EXERCISE DESCRIPTION: Search the records for "invited". Report every line where it occurs.

Collected data

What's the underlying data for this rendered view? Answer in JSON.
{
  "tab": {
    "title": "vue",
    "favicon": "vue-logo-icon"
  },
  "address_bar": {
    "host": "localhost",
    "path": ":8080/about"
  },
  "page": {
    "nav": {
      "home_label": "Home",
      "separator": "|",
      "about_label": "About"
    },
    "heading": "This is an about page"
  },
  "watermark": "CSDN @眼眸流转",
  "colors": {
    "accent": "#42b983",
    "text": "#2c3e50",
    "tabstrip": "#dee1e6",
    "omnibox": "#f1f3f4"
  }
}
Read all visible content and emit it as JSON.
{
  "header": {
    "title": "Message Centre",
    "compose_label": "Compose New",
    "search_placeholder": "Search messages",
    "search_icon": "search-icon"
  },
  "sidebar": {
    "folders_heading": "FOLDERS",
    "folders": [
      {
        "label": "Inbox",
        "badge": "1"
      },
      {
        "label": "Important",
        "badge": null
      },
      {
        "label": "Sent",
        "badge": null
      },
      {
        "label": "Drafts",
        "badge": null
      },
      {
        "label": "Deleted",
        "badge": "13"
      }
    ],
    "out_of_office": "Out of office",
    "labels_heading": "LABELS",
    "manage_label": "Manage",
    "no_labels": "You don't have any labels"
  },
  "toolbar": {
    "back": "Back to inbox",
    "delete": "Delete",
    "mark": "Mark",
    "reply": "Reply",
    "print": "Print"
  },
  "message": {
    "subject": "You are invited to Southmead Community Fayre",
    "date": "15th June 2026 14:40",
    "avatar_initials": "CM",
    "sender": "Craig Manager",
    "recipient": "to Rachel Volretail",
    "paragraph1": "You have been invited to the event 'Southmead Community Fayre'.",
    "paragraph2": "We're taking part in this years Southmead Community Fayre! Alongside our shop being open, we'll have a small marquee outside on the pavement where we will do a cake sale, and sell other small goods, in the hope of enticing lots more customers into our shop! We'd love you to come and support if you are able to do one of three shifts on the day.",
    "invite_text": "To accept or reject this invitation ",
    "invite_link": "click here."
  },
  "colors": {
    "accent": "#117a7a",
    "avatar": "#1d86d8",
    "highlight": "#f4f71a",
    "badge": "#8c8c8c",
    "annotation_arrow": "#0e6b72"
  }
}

SOLVED EXERCISE:
    "subject": "You are invited to Southmead Community Fayre",
    "paragraph1": "You have been invited to the event 'Southmead Community Fayre'.",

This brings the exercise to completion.